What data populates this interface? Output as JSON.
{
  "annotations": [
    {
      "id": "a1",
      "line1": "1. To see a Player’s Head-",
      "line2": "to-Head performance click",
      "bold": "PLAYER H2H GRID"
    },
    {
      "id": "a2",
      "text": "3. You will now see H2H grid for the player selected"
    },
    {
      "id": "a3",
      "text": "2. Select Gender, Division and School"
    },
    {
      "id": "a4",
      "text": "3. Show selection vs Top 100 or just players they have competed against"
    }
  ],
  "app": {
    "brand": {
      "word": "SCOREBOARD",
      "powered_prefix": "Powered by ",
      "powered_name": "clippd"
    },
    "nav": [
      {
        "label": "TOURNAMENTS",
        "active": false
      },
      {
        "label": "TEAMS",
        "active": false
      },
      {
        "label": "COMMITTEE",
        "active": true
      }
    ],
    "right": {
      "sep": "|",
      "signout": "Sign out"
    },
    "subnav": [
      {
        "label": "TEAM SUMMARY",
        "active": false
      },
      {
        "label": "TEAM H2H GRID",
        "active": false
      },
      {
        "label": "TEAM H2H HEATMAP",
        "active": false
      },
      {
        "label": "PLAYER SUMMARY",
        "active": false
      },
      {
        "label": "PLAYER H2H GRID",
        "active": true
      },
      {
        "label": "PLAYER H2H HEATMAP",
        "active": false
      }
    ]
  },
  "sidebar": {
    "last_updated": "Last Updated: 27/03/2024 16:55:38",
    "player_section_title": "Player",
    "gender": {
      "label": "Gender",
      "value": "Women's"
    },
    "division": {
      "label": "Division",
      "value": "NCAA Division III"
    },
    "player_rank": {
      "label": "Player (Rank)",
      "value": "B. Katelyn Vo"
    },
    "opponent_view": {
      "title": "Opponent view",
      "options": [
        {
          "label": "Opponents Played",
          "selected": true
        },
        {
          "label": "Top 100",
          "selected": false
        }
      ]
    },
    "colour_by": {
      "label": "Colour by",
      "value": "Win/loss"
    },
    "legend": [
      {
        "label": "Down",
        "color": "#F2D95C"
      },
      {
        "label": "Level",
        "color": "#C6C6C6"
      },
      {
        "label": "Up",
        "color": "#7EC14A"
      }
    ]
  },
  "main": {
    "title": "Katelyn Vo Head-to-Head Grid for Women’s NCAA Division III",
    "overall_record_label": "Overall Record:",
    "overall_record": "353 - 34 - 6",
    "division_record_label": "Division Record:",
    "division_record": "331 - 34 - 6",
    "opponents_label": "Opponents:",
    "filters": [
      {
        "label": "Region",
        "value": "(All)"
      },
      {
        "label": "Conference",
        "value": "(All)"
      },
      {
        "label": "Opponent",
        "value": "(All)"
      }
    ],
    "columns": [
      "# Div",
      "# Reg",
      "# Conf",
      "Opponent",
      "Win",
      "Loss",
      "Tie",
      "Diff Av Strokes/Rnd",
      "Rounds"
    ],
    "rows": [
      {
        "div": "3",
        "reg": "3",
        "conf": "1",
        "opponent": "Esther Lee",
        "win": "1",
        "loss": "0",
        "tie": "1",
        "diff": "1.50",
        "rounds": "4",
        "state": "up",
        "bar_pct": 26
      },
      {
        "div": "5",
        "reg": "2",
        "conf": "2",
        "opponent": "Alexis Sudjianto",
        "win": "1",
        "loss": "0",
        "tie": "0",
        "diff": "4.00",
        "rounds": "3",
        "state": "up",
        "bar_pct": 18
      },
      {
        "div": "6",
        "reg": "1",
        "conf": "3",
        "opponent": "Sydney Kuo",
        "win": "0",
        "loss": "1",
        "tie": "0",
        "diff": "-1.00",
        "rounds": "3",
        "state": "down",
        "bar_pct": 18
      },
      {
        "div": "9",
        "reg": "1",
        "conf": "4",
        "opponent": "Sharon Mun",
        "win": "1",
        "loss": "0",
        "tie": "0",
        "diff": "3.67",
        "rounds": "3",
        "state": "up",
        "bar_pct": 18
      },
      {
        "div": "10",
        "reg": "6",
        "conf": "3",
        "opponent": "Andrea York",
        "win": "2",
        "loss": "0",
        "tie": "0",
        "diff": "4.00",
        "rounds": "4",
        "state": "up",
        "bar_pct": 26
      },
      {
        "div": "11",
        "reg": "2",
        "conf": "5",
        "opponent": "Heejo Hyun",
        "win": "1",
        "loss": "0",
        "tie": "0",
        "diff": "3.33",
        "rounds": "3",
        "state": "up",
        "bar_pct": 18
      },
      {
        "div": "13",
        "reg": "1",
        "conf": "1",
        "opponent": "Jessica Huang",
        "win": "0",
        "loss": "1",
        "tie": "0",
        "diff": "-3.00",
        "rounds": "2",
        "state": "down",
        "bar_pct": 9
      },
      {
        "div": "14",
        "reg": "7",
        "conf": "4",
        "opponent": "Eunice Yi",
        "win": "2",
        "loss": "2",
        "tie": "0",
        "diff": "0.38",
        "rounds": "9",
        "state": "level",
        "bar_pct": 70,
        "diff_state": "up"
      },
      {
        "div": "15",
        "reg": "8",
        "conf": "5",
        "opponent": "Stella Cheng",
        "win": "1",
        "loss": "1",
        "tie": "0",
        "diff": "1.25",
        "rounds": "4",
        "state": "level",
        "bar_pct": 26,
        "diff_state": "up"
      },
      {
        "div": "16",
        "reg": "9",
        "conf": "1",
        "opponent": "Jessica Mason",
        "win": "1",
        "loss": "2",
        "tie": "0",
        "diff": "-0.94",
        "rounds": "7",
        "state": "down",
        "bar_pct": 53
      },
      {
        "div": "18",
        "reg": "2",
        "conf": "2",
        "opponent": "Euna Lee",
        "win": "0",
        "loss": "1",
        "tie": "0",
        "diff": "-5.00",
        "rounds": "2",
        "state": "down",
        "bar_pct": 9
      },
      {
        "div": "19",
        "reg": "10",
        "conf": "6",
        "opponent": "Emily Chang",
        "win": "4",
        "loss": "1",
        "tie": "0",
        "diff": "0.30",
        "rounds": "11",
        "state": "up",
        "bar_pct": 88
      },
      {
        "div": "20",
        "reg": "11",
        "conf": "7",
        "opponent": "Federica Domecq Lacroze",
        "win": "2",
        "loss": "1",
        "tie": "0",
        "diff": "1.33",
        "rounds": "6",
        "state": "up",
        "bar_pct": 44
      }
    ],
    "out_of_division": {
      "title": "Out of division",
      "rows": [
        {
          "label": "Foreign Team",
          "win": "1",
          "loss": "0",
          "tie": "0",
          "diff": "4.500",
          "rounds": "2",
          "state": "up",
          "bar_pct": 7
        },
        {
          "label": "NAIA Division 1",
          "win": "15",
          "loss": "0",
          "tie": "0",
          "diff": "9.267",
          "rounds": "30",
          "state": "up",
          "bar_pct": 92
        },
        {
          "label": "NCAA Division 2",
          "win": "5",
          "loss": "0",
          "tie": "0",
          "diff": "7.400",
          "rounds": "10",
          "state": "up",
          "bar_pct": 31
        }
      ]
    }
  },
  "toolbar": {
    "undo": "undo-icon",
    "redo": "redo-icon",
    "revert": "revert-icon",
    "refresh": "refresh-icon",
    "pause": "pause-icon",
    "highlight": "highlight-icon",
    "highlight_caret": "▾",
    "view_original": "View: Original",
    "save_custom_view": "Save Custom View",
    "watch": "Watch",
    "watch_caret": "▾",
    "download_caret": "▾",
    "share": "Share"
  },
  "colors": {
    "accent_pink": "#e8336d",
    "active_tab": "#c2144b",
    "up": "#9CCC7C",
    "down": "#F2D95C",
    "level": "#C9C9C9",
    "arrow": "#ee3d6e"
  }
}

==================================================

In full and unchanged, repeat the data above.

What data populates this interface? Output as JSON.
{
  "annotations": [
    {
      "id": "a1",
      "line1": "1. To see a Player’s Head-",
      "line2": "to-Head performance click",
      "bold": "PLAYER H2H GRID"
    },
    {
      "id": "a2",
      "text": "3. You will now see H2H grid for the player selected"
    },
    {
      "id": "a3",
      "text": "2. Select Gender, Division and School"
    },
    {
      "id": "a4",
      "text": "3. Show selection vs Top 100 or just players they have competed against"
    }
  ],
  "app": {
    "brand": {
      "word": "SCOREBOARD",
      "powered_prefix": "Powered by ",
      "powered_name": "clippd"
    },
    "nav": [
      {
        "label": "TOURNAMENTS",
        "active": false
      },
      {
        "label": "TEAMS",
        "active": false
      },
      {
        "label": "COMMITTEE",
        "active": true
      }
    ],
    "right": {
      "sep": "|",
      "signout": "Sign out"
    },
    "subnav": [
      {
        "label": "TEAM SUMMARY",
        "active": false
      },
      {
        "label": "TEAM H2H GRID",
        "active": false
      },
      {
        "label": "TEAM H2H HEATMAP",
        "active": false
      },
      {
        "label": "PLAYER SUMMARY",
        "active": false
      },
      {
        "label": "PLAYER H2H GRID",
        "active": true
      },
      {
        "label": "PLAYER H2H HEATMAP",
        "active": false
      }
    ]
  },
  "sidebar": {
    "last_updated": "Last Updated: 27/03/2024 16:55:38",
    "player_section_title": "Player",
    "gender": {
      "label": "Gender",
      "value": "Women's"
    },
    "division": {
      "label": "Division",
      "value": "NCAA Division III"
    },
    "player_rank": {
      "label": "Player (Rank)",
      "value": "B. Katelyn Vo"
    },
    "opponent_view": {
      "title": "Opponent view",
      "options": [
        {
          "label": "Opponents Played",
          "selected": true
        },
        {
          "label": "Top 100",
          "selected": false
        }
      ]
    },
    "colour_by": {
      "label": "Colour by",
      "value": "Win/loss"
    },
    "legend": [
      {
        "label": "Down",
        "color": "#F2D95C"
      },
      {
        "label": "Level",
        "color": "#C6C6C6"
      },
      {
        "label": "Up",
        "color": "#7EC14A"
      }
    ]
  },
  "main": {
    "title": "Katelyn Vo Head-to-Head Grid for Women’s NCAA Division III",
    "overall_record_label": "Overall Record:",
    "overall_record": "353 - 34 - 6",
    "division_record_label": "Division Record:",
    "division_record": "331 - 34 - 6",
    "opponents_label": "Opponents:",
    "filters": [
      {
        "label": "Region",
        "value": "(All)"
      },
      {
        "label": "Conference",
        "value": "(All)"
      },
      {
        "label": "Opponent",
        "value": "(All)"
      }
    ],
    "columns": [
      "# Div",
      "# Reg",
      "# Conf",
      "Opponent",
      "Win",
      "Loss",
      "Tie",
      "Diff Av Strokes/Rnd",
      "Rounds"
    ],
    "rows": [
      {
        "div": "3",
        "reg": "3",
        "conf": "1",
        "opponent": "Esther Lee",
        "win": "1",
        "loss": "0",
        "tie": "1",
        "diff": "1.50",
        "rounds": "4",
        "state": "up",
        "bar_pct": 26
      },
      {
        "div": "5",
        "reg": "2",
        "conf": "2",
        "opponent": "Alexis Sudjianto",
        "win": "1",
        "loss": "0",
        "tie": "0",
        "diff": "4.00",
        "rounds": "3",
        "state": "up",
        "bar_pct": 18
      },
      {
        "div": "6",
        "reg": "1",
        "conf": "3",
        "opponent": "Sydney Kuo",
        "win": "0",
        "loss": "1",
        "tie": "0",
        "diff": "-1.00",
        "rounds": "3",
        "state": "down",
        "bar_pct": 18
      },
      {
        "div": "9",
        "reg": "1",
        "conf": "4",
        "opponent": "Sharon Mun",
        "win": "1",
        "loss": "0",
        "tie": "0",
        "diff": "3.67",
        "rounds": "3",
        "state": "up",
        "bar_pct": 18
      },
      {
        "div": "10",
        "reg": "6",
        "conf": "3",
        "opponent": "Andrea York",
        "win": "2",
        "loss": "0",
        "tie": "0",
        "diff": "4.00",
        "rounds": "4",
        "state": "up",
        "bar_pct": 26
      },
      {
        "div": "11",
        "reg": "2",
        "conf": "5",
        "opponent": "Heejo Hyun",
        "win": "1",
        "loss": "0",
        "tie": "0",
        "diff": "3.33",
        "rounds": "3",
        "state": "up",
        "bar_pct": 18
      },
      {
        "div": "13",
        "reg": "1",
        "conf": "1",
        "opponent": "Jessica Huang",
        "win": "0",
        "loss": "1",
        "tie": "0",
        "diff": "-3.00",
        "rounds": "2",
        "state": "down",
        "bar_pct": 9
      },
      {
        "div": "14",
        "reg": "7",
        "conf": "4",
        "opponent": "Eunice Yi",
        "win": "2",
        "loss": "2",
        "tie": "0",
        "diff": "0.38",
        "rounds": "9",
        "state": "level",
        "bar_pct": 70,
        "diff_state": "up"
      },
      {
        "div": "15",
        "reg": "8",
        "conf": "5",
        "opponent": "Stella Cheng",
        "win": "1",
        "loss": "1",
        "tie": "0",
        "diff": "1.25",
        "rounds": "4",
        "state": "level",
        "bar_pct": 26,
        "diff_state": "up"
      },
      {
        "div": "16",
        "reg": "9",
        "conf": "1",
        "opponent": "Jessica Mason",
        "win": "1",
        "loss": "2",
        "tie": "0",
        "diff": "-0.94",
        "rounds": "7",
        "state": "down",
        "bar_pct": 53
      },
      {
        "div": "18",
        "reg": "2",
        "conf": "2",
        "opponent": "Euna Lee",
        "win": "0",
        "loss": "1",
        "tie": "0",
        "diff": "-5.00",
        "rounds": "2",
        "state": "down",
        "bar_pct": 9
      },
      {
        "div": "19",
        "reg": "10",
        "conf": "6",
        "opponent": "Emily Chang",
        "win": "4",
        "loss": "1",
        "tie": "0",
        "diff": "0.30",
        "rounds": "11",
        "state": "up",
        "bar_pct": 88
      },
      {
        "div": "20",
        "reg": "11",
        "conf": "7",
        "opponent": "Federica Domecq Lacroze",
        "win": "2",
        "loss": "1",
        "tie": "0",
        "diff": "1.33",
        "rounds": "6",
        "state": "up",
        "bar_pct": 44
      }
    ],
    "out_of_division": {
      "title": "Out of division",
      "rows": [
        {
          "label": "Foreign Team",
          "win": "1",
          "loss": "0",
          "tie": "0",
          "diff": "4.500",
          "rounds": "2",
          "state": "up",
          "bar_pct": 7
        },
        {
          "label": "NAIA Division 1",
          "win": "15",
          "loss": "0",
          "tie": "0",
          "diff": "9.267",
          "rounds": "30",
          "state": "up",
          "bar_pct": 92
        },
        {
          "label": "NCAA Division 2",
          "win": "5",
          "loss": "0",
          "tie": "0",
          "diff": "7.400",
          "rounds": "10",
          "state": "up",
          "bar_pct": 31
        }
      ]
    }
  },
  "toolbar": {
    "undo": "undo-icon",
    "redo": "redo-icon",
    "revert": "revert-icon",
    "refresh": "refresh-icon",
    "pause": "pause-icon",
    "highlight": "highlight-icon",
    "highlight_caret": "▾",
    "view_original": "View: Original",
    "save_custom_view": "Save Custom View",
    "watch": "Watch",
    "watch_caret": "▾",
    "download_caret": "▾",
    "share": "Share"
  },
  "colors": {
    "accent_pink": "#e8336d",
    "active_tab": "#c2144b",
    "up": "#9CCC7C",
    "down": "#F2D95C",
    "level": "#C9C9C9",
    "arrow": "#ee3d6e"
  }
}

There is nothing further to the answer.